Dataset rows for apps and sites

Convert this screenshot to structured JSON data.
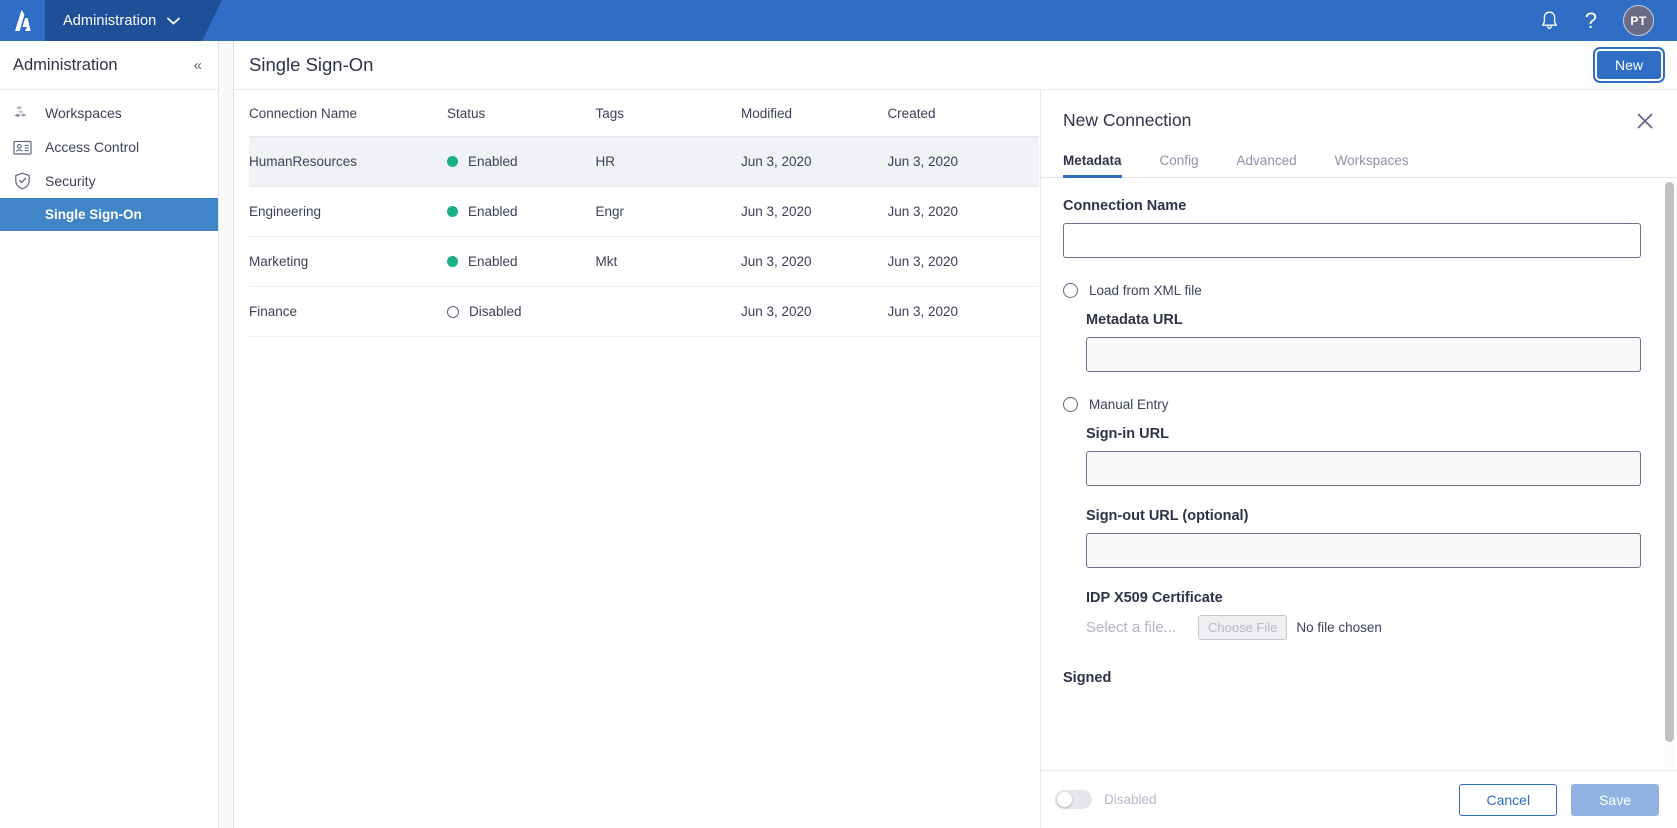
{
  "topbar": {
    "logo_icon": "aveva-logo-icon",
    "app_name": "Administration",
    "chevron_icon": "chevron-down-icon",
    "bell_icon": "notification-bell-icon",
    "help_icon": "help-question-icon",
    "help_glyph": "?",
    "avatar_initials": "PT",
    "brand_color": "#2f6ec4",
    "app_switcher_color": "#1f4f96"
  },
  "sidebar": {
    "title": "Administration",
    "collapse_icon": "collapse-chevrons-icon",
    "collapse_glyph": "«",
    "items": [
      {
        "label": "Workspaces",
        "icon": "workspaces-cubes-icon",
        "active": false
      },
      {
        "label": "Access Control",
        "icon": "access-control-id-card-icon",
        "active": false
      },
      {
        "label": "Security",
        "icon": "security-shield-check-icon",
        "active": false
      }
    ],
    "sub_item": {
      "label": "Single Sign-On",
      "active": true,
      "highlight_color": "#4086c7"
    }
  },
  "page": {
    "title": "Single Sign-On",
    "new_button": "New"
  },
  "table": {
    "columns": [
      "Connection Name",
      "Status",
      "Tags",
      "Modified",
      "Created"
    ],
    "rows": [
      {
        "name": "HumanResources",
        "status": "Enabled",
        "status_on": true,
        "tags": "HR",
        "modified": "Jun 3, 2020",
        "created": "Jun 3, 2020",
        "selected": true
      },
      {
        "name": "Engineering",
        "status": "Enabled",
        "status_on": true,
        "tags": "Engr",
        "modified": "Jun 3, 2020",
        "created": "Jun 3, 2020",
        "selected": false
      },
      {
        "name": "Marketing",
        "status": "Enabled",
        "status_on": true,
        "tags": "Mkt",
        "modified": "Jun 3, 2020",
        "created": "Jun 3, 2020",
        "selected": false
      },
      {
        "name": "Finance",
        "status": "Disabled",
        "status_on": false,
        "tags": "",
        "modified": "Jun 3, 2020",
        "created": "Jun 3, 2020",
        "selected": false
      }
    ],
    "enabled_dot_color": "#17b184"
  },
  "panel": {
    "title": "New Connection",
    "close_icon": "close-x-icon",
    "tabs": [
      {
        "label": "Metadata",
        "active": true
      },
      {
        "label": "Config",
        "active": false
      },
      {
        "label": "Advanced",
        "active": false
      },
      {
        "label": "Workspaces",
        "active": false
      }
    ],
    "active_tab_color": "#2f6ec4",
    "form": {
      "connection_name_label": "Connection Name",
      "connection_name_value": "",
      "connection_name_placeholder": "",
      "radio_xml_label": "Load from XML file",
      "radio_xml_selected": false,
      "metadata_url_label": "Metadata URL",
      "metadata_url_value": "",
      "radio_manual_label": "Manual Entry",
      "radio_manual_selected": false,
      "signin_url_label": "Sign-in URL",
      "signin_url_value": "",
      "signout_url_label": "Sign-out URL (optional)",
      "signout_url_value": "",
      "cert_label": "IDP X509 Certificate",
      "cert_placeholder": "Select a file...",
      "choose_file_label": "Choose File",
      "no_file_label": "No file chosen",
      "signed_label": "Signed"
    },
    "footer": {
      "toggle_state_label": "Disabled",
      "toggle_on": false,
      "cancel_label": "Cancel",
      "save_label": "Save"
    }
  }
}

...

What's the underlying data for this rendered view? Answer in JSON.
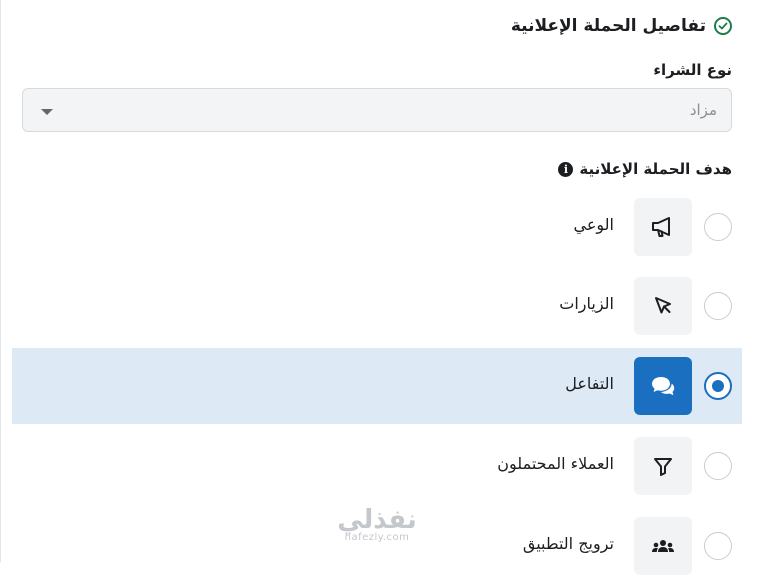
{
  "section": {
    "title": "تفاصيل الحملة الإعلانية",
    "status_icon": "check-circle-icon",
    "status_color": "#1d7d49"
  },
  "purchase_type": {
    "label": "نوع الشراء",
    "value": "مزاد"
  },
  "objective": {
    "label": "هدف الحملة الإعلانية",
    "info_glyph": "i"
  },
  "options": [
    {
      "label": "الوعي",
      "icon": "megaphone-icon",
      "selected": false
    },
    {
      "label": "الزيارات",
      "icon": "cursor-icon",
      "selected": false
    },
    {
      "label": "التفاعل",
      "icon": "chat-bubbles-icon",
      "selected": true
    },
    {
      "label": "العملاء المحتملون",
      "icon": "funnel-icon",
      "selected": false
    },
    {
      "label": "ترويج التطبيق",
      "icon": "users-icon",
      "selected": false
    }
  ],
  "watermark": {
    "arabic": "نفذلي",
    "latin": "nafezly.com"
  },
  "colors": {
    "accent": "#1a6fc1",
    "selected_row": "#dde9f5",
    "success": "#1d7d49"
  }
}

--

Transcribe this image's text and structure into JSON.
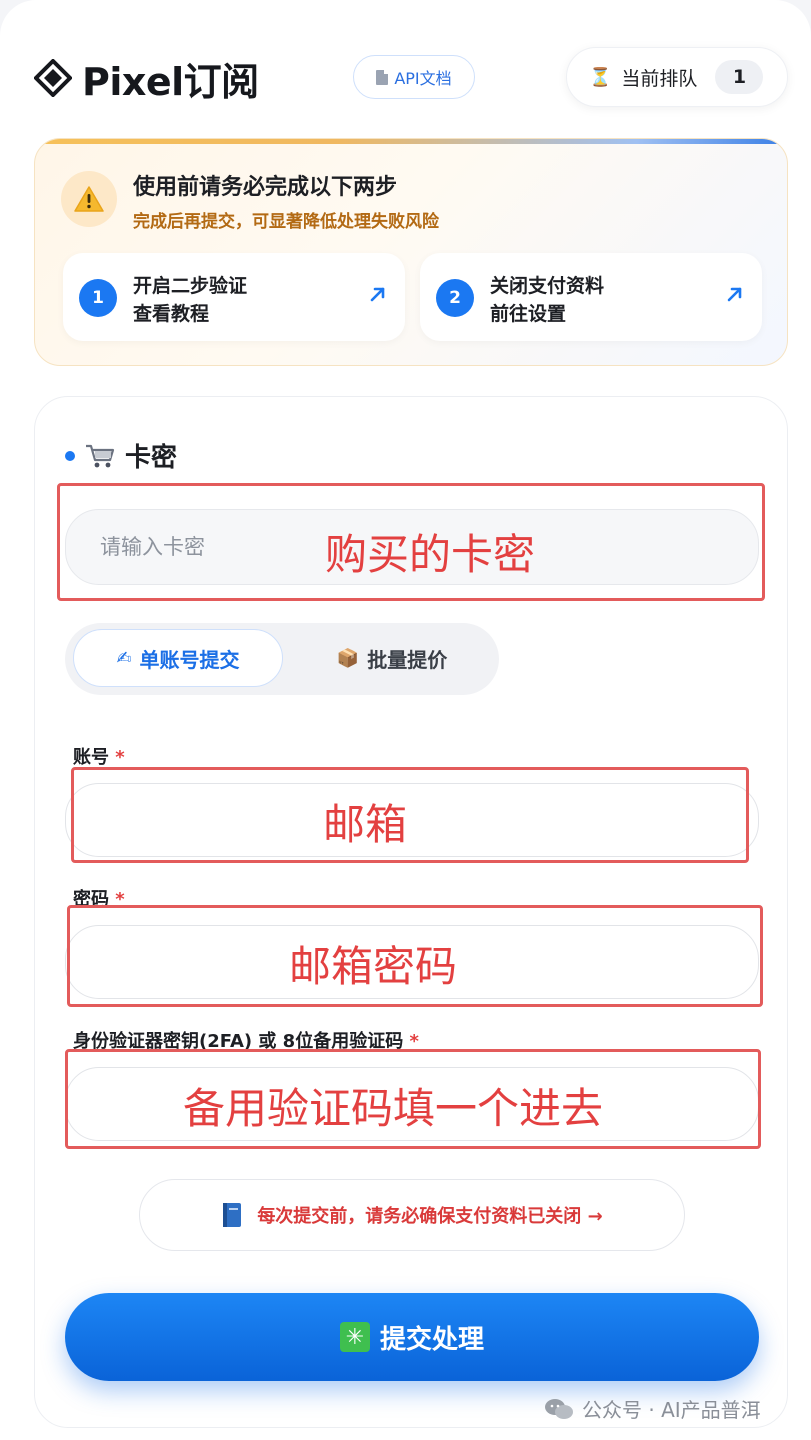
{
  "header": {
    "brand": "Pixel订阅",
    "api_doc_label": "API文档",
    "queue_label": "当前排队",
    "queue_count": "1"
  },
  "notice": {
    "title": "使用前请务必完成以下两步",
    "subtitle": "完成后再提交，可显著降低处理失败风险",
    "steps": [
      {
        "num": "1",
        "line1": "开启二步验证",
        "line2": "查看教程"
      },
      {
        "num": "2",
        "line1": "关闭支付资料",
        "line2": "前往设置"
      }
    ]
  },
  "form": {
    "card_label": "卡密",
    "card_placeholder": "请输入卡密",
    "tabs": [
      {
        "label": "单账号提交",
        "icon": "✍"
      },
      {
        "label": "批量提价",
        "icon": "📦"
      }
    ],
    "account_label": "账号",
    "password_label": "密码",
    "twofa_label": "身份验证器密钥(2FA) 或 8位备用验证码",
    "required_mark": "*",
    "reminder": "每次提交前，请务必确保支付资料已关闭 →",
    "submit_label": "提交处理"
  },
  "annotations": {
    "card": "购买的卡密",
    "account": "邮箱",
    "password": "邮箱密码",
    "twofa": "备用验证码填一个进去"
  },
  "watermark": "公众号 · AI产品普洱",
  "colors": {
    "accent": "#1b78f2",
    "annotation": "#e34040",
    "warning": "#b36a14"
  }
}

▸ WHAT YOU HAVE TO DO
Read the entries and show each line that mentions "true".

▸ ANSWER BOX
      "active": true,
        "status_on": true,
        "selected": true
        "status_on": true,
        "status_on": true,
        "active": true
      "selected": true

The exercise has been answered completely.